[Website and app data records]
..............................
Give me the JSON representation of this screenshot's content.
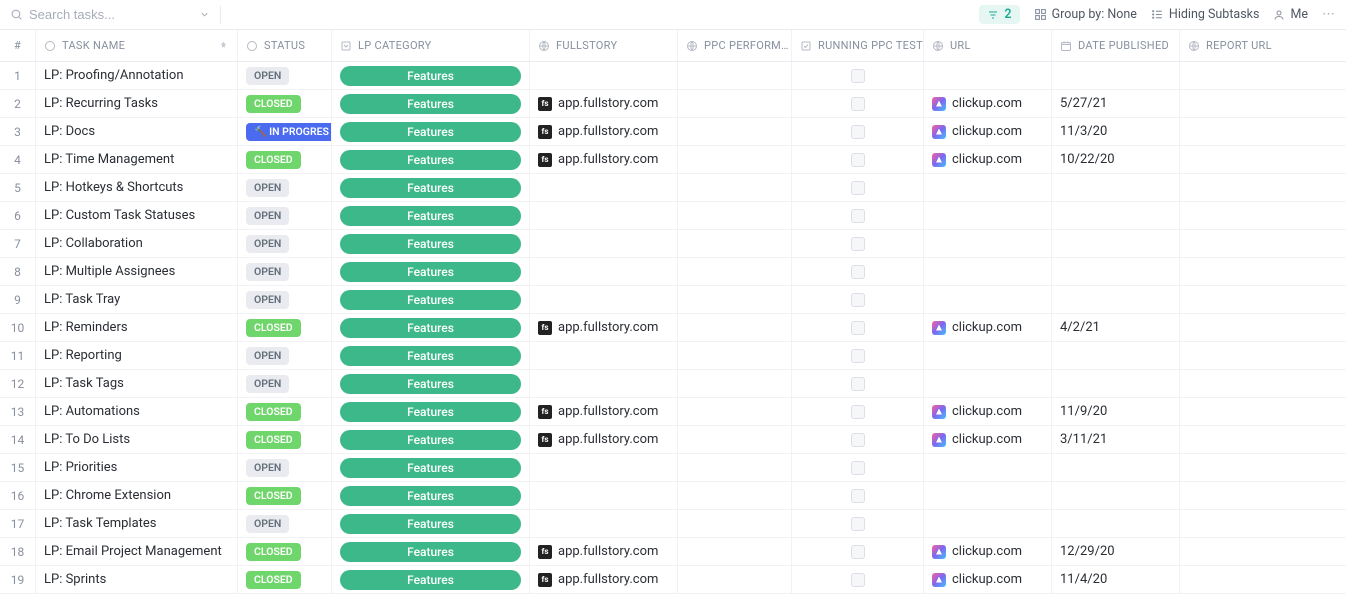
{
  "toolbar": {
    "search_placeholder": "Search tasks...",
    "filter_count": "2",
    "group_label": "Group by: None",
    "hiding_label": "Hiding Subtasks",
    "me_label": "Me"
  },
  "headers": {
    "num": "#",
    "task_name": "TASK NAME",
    "status": "STATUS",
    "lp_category": "LP CATEGORY",
    "fullstory": "FULLSTORY",
    "ppc_perf": "PPC PERFORM…",
    "running_ppc": "RUNNING PPC TESTS",
    "url": "URL",
    "date_published": "DATE PUBLISHED",
    "report_url": "REPORT URL"
  },
  "status_labels": {
    "open": "OPEN",
    "closed": "CLOSED",
    "in_progress": "IN PROGRES"
  },
  "category_label": "Features",
  "fullstory_text": "app.fullstory.com",
  "url_text": "clickup.com",
  "rows": [
    {
      "num": "1",
      "name": "LP: Proofing/Annotation",
      "status": "open",
      "full": false,
      "url": false,
      "date": ""
    },
    {
      "num": "2",
      "name": "LP: Recurring Tasks",
      "status": "closed",
      "full": true,
      "url": true,
      "date": "5/27/21"
    },
    {
      "num": "3",
      "name": "LP: Docs",
      "status": "in_progress",
      "full": true,
      "url": true,
      "date": "11/3/20"
    },
    {
      "num": "4",
      "name": "LP: Time Management",
      "status": "closed",
      "full": true,
      "url": true,
      "date": "10/22/20"
    },
    {
      "num": "5",
      "name": "LP: Hotkeys & Shortcuts",
      "status": "open",
      "full": false,
      "url": false,
      "date": ""
    },
    {
      "num": "6",
      "name": "LP: Custom Task Statuses",
      "status": "open",
      "full": false,
      "url": false,
      "date": ""
    },
    {
      "num": "7",
      "name": "LP: Collaboration",
      "status": "open",
      "full": false,
      "url": false,
      "date": ""
    },
    {
      "num": "8",
      "name": "LP: Multiple Assignees",
      "status": "open",
      "full": false,
      "url": false,
      "date": ""
    },
    {
      "num": "9",
      "name": "LP: Task Tray",
      "status": "open",
      "full": false,
      "url": false,
      "date": ""
    },
    {
      "num": "10",
      "name": "LP: Reminders",
      "status": "closed",
      "full": true,
      "url": true,
      "date": "4/2/21"
    },
    {
      "num": "11",
      "name": "LP: Reporting",
      "status": "open",
      "full": false,
      "url": false,
      "date": ""
    },
    {
      "num": "12",
      "name": "LP: Task Tags",
      "status": "open",
      "full": false,
      "url": false,
      "date": ""
    },
    {
      "num": "13",
      "name": "LP: Automations",
      "status": "closed",
      "full": true,
      "url": true,
      "date": "11/9/20"
    },
    {
      "num": "14",
      "name": "LP: To Do Lists",
      "status": "closed",
      "full": true,
      "url": true,
      "date": "3/11/21"
    },
    {
      "num": "15",
      "name": "LP: Priorities",
      "status": "open",
      "full": false,
      "url": false,
      "date": ""
    },
    {
      "num": "16",
      "name": "LP: Chrome Extension",
      "status": "closed",
      "full": false,
      "url": false,
      "date": ""
    },
    {
      "num": "17",
      "name": "LP: Task Templates",
      "status": "open",
      "full": false,
      "url": false,
      "date": ""
    },
    {
      "num": "18",
      "name": "LP: Email Project Management",
      "status": "closed",
      "full": true,
      "url": true,
      "date": "12/29/20"
    },
    {
      "num": "19",
      "name": "LP: Sprints",
      "status": "closed",
      "full": true,
      "url": true,
      "date": "11/4/20"
    }
  ]
}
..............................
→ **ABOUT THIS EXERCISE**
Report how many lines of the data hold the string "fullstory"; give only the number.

→ **COMPLETED EXERCISE**
2